Learning through objects from the Islington Education Library Service’s handling collection

## Abacus, Victorian, Original

This abacus was used in a Victorian classroom. At school, children would learn the 'four rules' of mathematics - addition, subtraction, division and multiplication. An abacus (sometimes considered the world's first computer) helped with all these.

The frame of this abacus is made from wood, as are its coloured beads. It stands on a metal base that makes it very solid and it is tall, so that the whole class can see it.

As well as using the abacus for calculation, Victorian pupils would also write sums down. Older children used pens and paper, and younger children used either slates or sand trays. Children would learn their times-tables by chanting them aloud, either as a class or, more scarily, on their own in front of the class.

The abacus was first developed by the Chinese during the Chou dynasty (about 1122-256 BC). By 500 BC, it was widely used in China, and is still used in China, Japan and other countries. A skilled abacus operator can move the beads faster than most people can key in to a calculator.

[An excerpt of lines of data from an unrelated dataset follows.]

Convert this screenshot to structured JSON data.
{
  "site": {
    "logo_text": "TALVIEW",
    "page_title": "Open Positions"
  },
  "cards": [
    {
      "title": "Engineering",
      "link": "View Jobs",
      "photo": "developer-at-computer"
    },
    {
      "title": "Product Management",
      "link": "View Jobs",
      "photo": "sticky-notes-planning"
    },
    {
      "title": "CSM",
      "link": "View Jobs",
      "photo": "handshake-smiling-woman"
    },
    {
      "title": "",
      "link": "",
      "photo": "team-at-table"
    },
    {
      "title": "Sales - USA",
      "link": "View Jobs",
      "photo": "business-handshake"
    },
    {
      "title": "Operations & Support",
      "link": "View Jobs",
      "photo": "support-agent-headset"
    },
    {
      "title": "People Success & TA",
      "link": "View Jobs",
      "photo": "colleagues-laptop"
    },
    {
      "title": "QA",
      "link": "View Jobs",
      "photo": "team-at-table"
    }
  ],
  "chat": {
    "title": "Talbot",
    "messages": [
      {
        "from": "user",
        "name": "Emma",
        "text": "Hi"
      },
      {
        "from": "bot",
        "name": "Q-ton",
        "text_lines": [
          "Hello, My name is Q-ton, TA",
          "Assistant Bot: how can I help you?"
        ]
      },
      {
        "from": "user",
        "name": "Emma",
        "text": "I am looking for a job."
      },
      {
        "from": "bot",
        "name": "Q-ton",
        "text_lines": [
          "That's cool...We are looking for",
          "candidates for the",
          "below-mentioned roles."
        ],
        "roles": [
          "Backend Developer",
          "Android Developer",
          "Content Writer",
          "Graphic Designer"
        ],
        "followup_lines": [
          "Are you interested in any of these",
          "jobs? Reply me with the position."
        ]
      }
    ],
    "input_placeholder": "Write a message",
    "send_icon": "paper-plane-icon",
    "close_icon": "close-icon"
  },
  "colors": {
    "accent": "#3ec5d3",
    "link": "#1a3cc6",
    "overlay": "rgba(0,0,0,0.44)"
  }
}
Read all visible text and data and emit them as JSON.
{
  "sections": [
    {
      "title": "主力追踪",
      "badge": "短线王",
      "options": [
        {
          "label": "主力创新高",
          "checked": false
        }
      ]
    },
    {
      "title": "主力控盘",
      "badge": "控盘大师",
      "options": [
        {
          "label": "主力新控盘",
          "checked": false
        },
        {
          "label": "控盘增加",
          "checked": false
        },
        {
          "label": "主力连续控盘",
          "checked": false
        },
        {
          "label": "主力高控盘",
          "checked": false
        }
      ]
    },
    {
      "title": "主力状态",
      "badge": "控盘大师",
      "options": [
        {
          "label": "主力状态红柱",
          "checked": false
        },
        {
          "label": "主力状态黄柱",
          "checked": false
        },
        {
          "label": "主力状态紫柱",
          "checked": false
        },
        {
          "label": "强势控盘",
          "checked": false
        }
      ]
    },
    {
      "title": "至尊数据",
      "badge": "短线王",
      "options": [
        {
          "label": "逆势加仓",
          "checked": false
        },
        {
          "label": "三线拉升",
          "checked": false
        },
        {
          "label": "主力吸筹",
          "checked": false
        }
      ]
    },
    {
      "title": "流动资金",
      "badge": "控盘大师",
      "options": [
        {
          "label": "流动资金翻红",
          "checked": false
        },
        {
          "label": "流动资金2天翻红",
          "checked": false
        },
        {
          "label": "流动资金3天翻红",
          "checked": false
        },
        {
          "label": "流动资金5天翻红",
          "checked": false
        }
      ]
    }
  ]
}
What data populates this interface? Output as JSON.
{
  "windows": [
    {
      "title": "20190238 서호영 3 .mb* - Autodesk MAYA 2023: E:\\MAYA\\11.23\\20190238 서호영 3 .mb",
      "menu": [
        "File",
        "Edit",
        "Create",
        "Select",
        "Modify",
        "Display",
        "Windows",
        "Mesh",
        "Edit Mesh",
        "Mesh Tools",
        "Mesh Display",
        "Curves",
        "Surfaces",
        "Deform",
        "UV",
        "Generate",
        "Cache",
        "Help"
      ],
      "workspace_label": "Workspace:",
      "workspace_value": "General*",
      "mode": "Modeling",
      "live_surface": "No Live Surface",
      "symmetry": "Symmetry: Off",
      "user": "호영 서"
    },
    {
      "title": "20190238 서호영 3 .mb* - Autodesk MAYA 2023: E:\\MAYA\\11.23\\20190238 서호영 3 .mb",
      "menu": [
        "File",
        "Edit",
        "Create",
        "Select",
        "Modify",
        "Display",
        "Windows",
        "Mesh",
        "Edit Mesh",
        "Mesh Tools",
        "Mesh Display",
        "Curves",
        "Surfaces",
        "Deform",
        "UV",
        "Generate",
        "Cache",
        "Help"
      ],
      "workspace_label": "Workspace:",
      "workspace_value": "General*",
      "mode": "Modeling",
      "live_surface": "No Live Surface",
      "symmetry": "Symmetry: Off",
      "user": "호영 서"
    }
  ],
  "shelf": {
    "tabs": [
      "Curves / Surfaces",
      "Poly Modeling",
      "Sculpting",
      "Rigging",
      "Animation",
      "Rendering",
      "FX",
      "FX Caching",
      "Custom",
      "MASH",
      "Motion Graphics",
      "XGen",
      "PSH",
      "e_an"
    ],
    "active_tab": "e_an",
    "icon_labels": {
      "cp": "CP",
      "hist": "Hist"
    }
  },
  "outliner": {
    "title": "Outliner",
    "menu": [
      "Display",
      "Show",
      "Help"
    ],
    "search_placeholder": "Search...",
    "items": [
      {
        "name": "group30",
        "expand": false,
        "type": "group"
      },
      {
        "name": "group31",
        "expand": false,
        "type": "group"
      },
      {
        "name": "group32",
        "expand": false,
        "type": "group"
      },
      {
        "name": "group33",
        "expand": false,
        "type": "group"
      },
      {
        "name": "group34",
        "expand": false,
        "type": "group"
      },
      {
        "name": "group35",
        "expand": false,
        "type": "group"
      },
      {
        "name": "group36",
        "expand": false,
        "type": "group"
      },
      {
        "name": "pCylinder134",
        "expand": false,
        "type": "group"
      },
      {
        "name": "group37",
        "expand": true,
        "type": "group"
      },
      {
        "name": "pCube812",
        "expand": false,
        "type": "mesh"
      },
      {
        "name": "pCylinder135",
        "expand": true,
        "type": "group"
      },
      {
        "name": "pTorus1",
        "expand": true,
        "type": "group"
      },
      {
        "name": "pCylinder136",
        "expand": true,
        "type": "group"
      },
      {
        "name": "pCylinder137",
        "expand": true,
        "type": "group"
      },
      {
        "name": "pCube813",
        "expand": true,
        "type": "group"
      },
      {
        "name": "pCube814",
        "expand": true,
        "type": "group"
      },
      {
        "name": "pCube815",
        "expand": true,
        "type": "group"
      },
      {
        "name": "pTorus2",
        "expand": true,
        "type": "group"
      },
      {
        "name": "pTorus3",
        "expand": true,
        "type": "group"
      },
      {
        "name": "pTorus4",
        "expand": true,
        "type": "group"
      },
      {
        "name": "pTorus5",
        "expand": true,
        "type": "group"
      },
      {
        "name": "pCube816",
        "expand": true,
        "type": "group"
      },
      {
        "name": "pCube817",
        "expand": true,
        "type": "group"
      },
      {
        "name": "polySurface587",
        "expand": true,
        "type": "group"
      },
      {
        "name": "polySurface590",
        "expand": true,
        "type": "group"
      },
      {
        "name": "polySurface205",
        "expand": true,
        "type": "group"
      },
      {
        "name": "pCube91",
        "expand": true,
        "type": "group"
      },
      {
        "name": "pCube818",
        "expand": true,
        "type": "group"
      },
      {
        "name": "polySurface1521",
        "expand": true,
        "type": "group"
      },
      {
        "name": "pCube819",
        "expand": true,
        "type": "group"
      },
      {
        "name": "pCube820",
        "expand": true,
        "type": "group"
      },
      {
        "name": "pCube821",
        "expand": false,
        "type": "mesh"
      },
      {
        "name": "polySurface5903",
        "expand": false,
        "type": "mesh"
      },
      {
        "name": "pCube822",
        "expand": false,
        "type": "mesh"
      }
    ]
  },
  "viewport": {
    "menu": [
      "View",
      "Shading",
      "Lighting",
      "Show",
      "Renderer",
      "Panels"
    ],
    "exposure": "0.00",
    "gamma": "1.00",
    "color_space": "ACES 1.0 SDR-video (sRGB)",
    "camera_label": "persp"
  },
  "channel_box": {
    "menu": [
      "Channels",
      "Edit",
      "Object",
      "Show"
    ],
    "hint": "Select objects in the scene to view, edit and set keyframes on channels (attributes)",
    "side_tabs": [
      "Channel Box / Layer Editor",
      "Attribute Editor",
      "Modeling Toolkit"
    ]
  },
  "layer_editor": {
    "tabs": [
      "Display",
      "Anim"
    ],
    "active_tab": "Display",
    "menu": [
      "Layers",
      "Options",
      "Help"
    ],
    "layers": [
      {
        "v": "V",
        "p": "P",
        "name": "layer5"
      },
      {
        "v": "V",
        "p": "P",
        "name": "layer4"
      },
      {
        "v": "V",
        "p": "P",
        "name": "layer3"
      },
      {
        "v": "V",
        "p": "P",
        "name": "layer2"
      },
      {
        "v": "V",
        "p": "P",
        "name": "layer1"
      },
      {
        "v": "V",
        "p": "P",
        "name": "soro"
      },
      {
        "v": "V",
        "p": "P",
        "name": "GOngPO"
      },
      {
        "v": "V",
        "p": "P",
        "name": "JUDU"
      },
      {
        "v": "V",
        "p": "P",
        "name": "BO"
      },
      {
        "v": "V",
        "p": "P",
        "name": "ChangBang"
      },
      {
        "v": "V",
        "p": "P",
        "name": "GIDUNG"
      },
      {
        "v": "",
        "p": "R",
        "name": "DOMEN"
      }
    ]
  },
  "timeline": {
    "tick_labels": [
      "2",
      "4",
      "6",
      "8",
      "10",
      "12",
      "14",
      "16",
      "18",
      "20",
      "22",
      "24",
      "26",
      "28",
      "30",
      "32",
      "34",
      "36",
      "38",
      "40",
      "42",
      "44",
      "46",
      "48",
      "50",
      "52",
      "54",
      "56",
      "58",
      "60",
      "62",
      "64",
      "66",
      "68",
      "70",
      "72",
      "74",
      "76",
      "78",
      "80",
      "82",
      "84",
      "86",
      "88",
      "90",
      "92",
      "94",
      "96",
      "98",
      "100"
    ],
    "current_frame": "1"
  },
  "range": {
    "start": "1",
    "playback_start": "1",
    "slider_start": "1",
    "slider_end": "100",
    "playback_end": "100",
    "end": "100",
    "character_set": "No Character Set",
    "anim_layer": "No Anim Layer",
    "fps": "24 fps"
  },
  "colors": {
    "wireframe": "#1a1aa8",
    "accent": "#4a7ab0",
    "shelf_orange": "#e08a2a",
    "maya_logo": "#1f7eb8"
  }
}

Height:140cm

Height:140cm
This abacus was used in a Victorian classroom. At school, children would learn the 'four rules' of mathematics - addition, subtraction, division and multiplication. An abacus (sometimes considered the world's first computer) helped with all these.

The frame of this abacus is made from wood, as are its coloured beads. It stands on a metal base that makes it very solid and it is tall, so that the whole class can see it.

As well as using the abacus for calculation, Victorian pupils would also write sums down. Older children used pens and paper, and younger children used either slates or sand trays. Children would learn their times-tables by chanting them aloud, either as a class or, more scarily, on their own in front of the class.

The abacus was first developed by the Chinese during the Chou dynasty (about 1122-256 BC). By 500 BC, it was widely used in China, and is still used in China, Japan and other countries. A skilled abacus operator can move the beads faster than most people can key in to a calculator.